We can all relate to the all-time transitioning modus vivendi of the century. Decades of the 1900s to 2000s have been fast track of technological, scientific, and information train. Yet, most of the passengers occupying the first-class seats make up the growing millennial population. They are the biggest drivers of the supersonic technological sequence of the century.
Industries have relentlessly managed to keep up with the pace with an exception- the physicians. Some may contend by referencing the astonishing achievements we have made in the healthcare stage over the past half-century. But I must aver those advances, although in good trust, still made through technological mastering of non-physicians without optimal physician validation efforts.
Whether intentional, political, or inadvertent, it's a matter of discrete discussion, but I feel obliged to further elaborate on the role of patients, physicians in the ever-changing healthcare landscape.
Anyone reaching young adulthood in the first half of the 21st-century is ostensibly tech-savvy and reliant on what the technology must offer. One may reasonably assume the millennial is more of a social media follower than pen pals.
The liberal millennial attitude is principally applicable to all aspects of their lives, to which healthcare is no Odder. Contrary to say, the baby boomers' adaptation of such revolution has been somewhat scattered and inconsistent. The disparity between the two generations more so healthcare's of particular importance.
The patient baby boomer population is on the rise, as physicians of the same generation are retiring as we speak. Statistically, the proportion of millennial physicians cannot keep stride with the increasing number of baby boomer patients, while both latter sustain their traditional insolence about health and healthcare delivery.
21st-century's vision of physicians is still around maintaining Hippocratic personalized medicine while losing saneness to rapid putsch of sacred clinical judgment to a protocol-based rigid corporate algorithmic patient care. Ancient Personalized care by physicians is becoming the theme of a chapter in history.
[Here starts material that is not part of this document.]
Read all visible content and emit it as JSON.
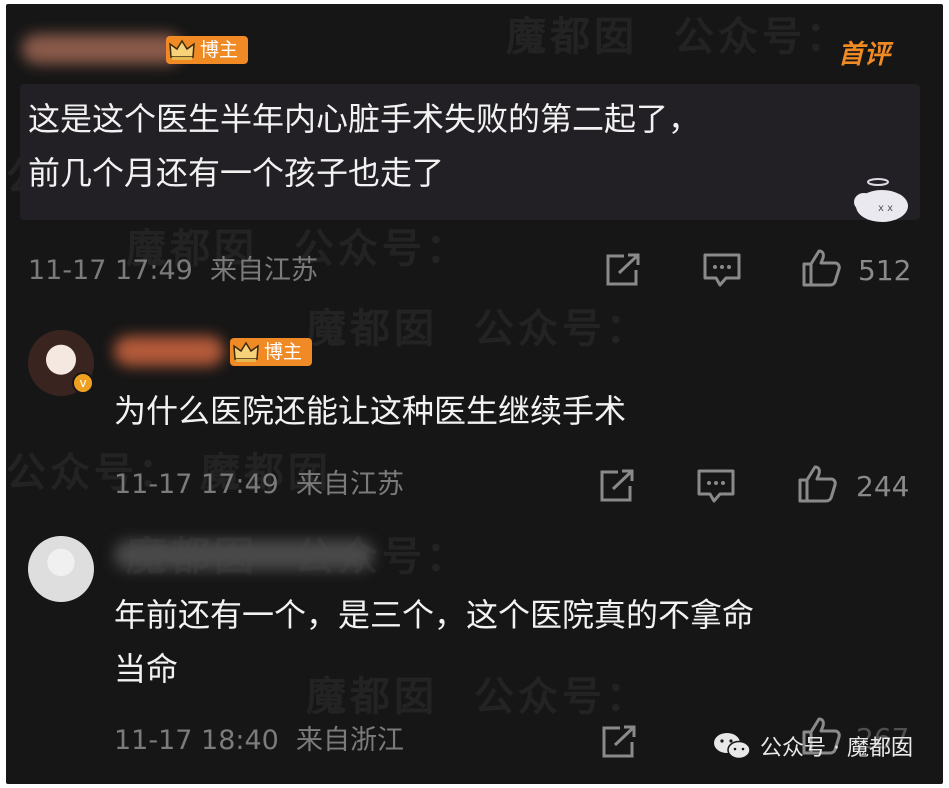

The Utilitarian population health model is one of the motives to fault for such a course. It's the health outcomes of a group of individuals in a community, country, defined geographic boundaries, or population with the specific shared profile that defines healthcare mission. Population health also represents the dispersion of endings within the demarcated crowd.
By transitioning from personalized Hippocratic medicine into a collective population-based approach- over time, the practice of medicine was forced into the adaptation of utilitarian overture.
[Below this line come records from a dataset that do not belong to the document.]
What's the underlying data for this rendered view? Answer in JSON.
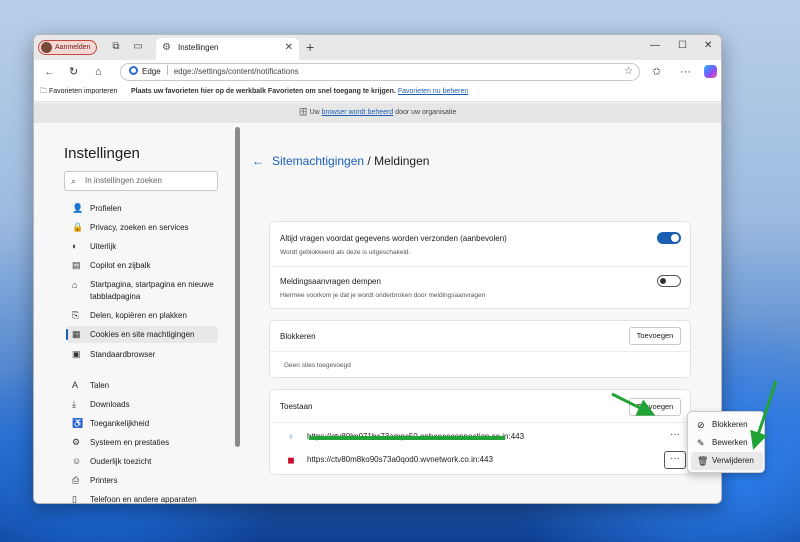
{
  "browser": {
    "profile_label": "Aanmelden",
    "tab_title": "Instellingen",
    "omnibox_brand": "Edge",
    "url": "edge://settings/content/notifications"
  },
  "favorites_bar": {
    "import_label": "Favorieten importeren",
    "hint_text": "Plaats uw favorieten hier op de werkbalk Favorieten om snel toegang te krijgen.",
    "manage_link": "Favorieten nu beheren"
  },
  "managed_banner": {
    "prefix": "Uw",
    "link": "browser wordt beheerd",
    "suffix": "door uw organisatie"
  },
  "sidebar": {
    "title": "Instellingen",
    "search_placeholder": "In instellingen zoeken",
    "items": [
      {
        "label": "Profielen",
        "icon": "profile-icon"
      },
      {
        "label": "Privacy, zoeken en services",
        "icon": "lock-icon"
      },
      {
        "label": "Uiterlijk",
        "icon": "appearance-icon"
      },
      {
        "label": "Copilot en zijbalk",
        "icon": "sidebar-icon"
      },
      {
        "label": "Startpagina, startpagina en nieuwe tabbladpagina",
        "icon": "home-icon"
      },
      {
        "label": "Delen, kopiëren en plakken",
        "icon": "share-icon"
      },
      {
        "label": "Cookies en site machtigingen",
        "icon": "cookie-icon",
        "active": true
      },
      {
        "label": "Standaardbrowser",
        "icon": "browser-icon"
      },
      {
        "label": "Talen",
        "icon": "language-icon"
      },
      {
        "label": "Downloads",
        "icon": "download-icon"
      },
      {
        "label": "Toegankelijkheid",
        "icon": "accessibility-icon"
      },
      {
        "label": "Systeem en prestaties",
        "icon": "system-icon"
      },
      {
        "label": "Ouderlijk toezicht",
        "icon": "family-icon"
      },
      {
        "label": "Printers",
        "icon": "printer-icon"
      },
      {
        "label": "Telefoon en andere apparaten",
        "icon": "phone-icon"
      }
    ]
  },
  "main": {
    "breadcrumb_parent": "Sitemachtigingen",
    "breadcrumb_separator": " / ",
    "page_title": "Meldingen",
    "settings": [
      {
        "title": "Altijd vragen voordat gegevens worden verzonden (aanbevolen)",
        "subtitle": "Wordt geblokkeerd als deze is uitgeschakeld.",
        "toggle": "on"
      },
      {
        "title": "Meldingsaanvragen dempen",
        "subtitle": "Hiermee voorkom je dat je wordt onderbroken door meldingsaanvragen",
        "toggle": "off"
      }
    ],
    "block": {
      "title": "Blokkeren",
      "add_label": "Toevoegen",
      "empty_text": "Geen sites toegevoegd"
    },
    "allow": {
      "title": "Toestaan",
      "add_label": "Toevoegen",
      "sites": [
        "https://ctv80lm071bc73ampc50.enhanceconnection.co.in:443",
        "https://ctv80m8ko90s73a0qod0.wvnetwork.co.in:443"
      ]
    }
  },
  "context_menu": {
    "items": [
      {
        "label": "Blokkeren",
        "icon": "block-icon"
      },
      {
        "label": "Bewerken",
        "icon": "edit-icon"
      },
      {
        "label": "Verwijderen",
        "icon": "trash-icon"
      }
    ]
  },
  "colors": {
    "accent": "#1a5fb4",
    "annotation_green": "#21a336"
  }
}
The changeover into the population model supports the doctrine that the ideal healthcare is the derivative of the usefulness of its deliverable and that the aim of medical intervention should be the most outstanding possible balance of benefit over risk or the most extraordinary upshot for the majority within the human assemblage.
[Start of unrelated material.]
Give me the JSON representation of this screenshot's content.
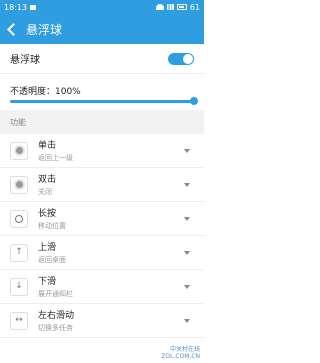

The Modern millennia perceptual experience of personalized and population healthcare is multifariously diverse, as they feel technological advancement would optimally suffice to establish customized healthcare. With the like mindset, tailored medicine is equivalent to genomics. On the contrary, genuine, personalized healthcare isn't tactically technology-reliant. Instead, it strategically enhances its efficient conveyance and eases the cost of the services rendered.
Millennial Trust and over-reliance on technology is pronounced to the level where decision-makers or leaders favorably select their ability in a given area of responsibility vis-à-vis scientific or technical knowledge. This is in contrast to the physician and patient Baby boomer distrust of technology.
But this must change!
For the time being, we must discuss the vacuum created within the healthcare system that is drawing in the wrong personalized healthcare infrastructure as the upshot of the polarity within the present-day super volatile generation.
No doubt, the current healthcare inclination is on the fast track in the direction of "one-size-fits-all" medicine. Baby Boomers picture this as they have been on the train since the departure from the initial station, but are millennials looking for cookie-cutter medical care?!- Yet the study reveals otherwise.
According to a recent issue in Forbes magazine, millennials have six expectations from their prevailing Healthcare system that must conform to their needs.
First and foremost- they want to take their personal healthcare into their own hands, not only by being part of the decision-making process but also be the ultimate decision-maker of what personally makes more sense to them.
Second- They would like the system to understand that patients do their homework before any clinic visit by researching the problem.
Third- They expect transparency and Up-Front Cost Estimates for the clinic visits and medical services.
Fourth- The younger generation prefers whatever fits in the palm of their hands or accessible by the computer. They trust in Apps as the primary instrument to colligate with the world- that includes medical care.
Fifth- for millennials being Healthy has a different Meaning. Being not Sick is not enough choice anymore. They need the best and what's the best fit for their lifestyle.
Sixth- the growing generation of patients seems to handle healthcare with a consumer posture like any other commodity, including shopping for health insurance, physician services.
Although not new among U.S. citizens, a phenomenon has gained unprecedented popularity and is being adopted in countries worldwide, yet among that where utilitarian population health has had its way.
The trendy passage in millennial defiance towards medical service is the typical predication of the market traction for personalized healthcare and consumerism, hence prompt and necessitating physicians to take the leadership of this transition by helping patients bear the volatility of the healthcare landscape. Physician baby boomers using their wisdom of what truly personalized care must claim their domain and work towards solving the evolving misconception about what personalized medicine, healthcare, precision are and how they differ from